Mackey Lee Penny
Mackey Lee Penny C’21 assisted Dr. Daniel Cheely in the History of the Book in the Early Modern World project to conduct academic research on the publication history and cultural uses of printed Catholic Bibles in the Reformation era, and developed a research project related to the inter-religious use of devotional books.
Akash Pulluru C’20 assisted Dr. Mike Kane in developing the Philosophy of Finance Fellowship Program. He also assisted Dr. Kane with compiling and preparing to publish the results of the inaugural Philosophy of Finance Conference in October 2019, as well as related research and produced a final literature review of the work of Nicholas Nasseem Taleb, one of the most eminent public intellectuals in the philosophy of finance.
Sophie Qi C’23 assisted Ms. Jessica Sweeney in exploring the topic of The Art of Dying. This took the form of journalistic reflections, along with researching the history of this topic, from the medieval period to present day, and exploring its relationship to other fields, particularly poetry, literature, and statistics.
Princess Rahman C’22 assisted Dr. Melissa Wilde, Professor of Sociology, with research and writing about American religious groups’ views of the holocaust just before and after it occurred.
Nayeli Riano C’17 assisted Dr. Daniel Cheely and PRRUCS Programming Affiliate, Ms. Jessica Sweeney, to develop an exciting new project in the field of Digital Humanities, entitled Genealogies of Modernity. She assisted this project, which “seeks to motivate and organize a critical, cross-disciplinary inquiry into influential narratives of the origins of ‘modernity’ in the humanities,” with experimental web-design and social media strategies as well as with conducting research and writing on an original essay of her own on Modernism in the literature of T.S. Eliot.
Miriam Shah C’23 assisted Ms. Jessica Sweeney in exploring the relationship between art, philosophy and theology as part of the Ars Vivendi Arts Initiative. This took the form of selecting and discussing thematic concepts such as the responsibility of the artist, truth & reality, vision & inspiration, and exploring texts and works of art, written and visual, within these themes to develop a curriculum for a future fellowship program. Additionally, Miriam had the opportunity to work with editors and staff of Dappled Things magazine to learn about the ins and outs of running a literary journal, assisting with the submissions process, brainstorming topics she might explore in writing and assisting with social media.

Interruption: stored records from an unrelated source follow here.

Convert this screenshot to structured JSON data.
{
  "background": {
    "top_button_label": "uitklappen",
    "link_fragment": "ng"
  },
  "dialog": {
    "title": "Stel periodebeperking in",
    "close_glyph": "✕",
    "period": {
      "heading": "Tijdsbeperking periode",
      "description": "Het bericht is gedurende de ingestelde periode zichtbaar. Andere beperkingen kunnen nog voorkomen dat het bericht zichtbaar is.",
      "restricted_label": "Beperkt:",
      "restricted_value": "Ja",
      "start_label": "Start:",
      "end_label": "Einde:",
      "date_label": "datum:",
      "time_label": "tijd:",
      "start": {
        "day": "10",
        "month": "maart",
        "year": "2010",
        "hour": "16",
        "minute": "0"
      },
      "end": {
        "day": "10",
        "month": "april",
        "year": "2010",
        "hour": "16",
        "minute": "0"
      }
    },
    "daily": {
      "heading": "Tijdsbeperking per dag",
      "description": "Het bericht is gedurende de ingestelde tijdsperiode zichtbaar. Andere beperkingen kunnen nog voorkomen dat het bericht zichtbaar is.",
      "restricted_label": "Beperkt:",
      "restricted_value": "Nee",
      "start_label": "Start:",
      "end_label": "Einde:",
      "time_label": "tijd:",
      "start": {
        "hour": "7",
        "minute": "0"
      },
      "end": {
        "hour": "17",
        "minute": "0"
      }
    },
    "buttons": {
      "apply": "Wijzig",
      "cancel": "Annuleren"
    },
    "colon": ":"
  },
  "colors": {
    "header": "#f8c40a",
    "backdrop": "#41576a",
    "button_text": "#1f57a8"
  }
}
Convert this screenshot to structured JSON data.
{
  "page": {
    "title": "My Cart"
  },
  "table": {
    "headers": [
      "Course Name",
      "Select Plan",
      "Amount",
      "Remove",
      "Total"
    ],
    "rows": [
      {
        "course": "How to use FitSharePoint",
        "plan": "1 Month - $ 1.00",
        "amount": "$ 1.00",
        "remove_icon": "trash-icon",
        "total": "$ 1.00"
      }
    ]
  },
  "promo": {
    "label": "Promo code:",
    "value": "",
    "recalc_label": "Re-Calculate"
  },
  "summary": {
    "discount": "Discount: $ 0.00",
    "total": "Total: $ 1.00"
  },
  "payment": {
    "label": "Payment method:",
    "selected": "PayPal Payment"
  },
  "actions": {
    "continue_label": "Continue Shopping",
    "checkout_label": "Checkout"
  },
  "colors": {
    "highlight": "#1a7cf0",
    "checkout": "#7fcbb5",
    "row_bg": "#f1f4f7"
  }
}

Ayana Shirai C’23 investigated and wrote about a timely topic provoked by one of our seminars and special events. Specifically, she planned to attend and write about the Annual Anscombe Lecture by Roger Teichmann, the Anscombe Archive Exhibition, and the Women in the History of Philosophy Conference Sessions. When these events were postponed indefinitely due to the COVID-19 pandemic, Ayana worked under the guidance of Dr. Janice Chik to pursue independent research related to the work of Elizabeth Anscombe.
Andrew Sontag C’23 assisted Dr. Janice Chik on the design of a significant public event that would explore themes ancillary to her spring course, Phil 010: What is Life? He researched and identified speakers in the disciplines of science and philosophy who could discuss, from different positions, the mechanics and metaphysics of mind and the mystery of consciousness. He also conducted research to design and set up a companion workshop for high school students.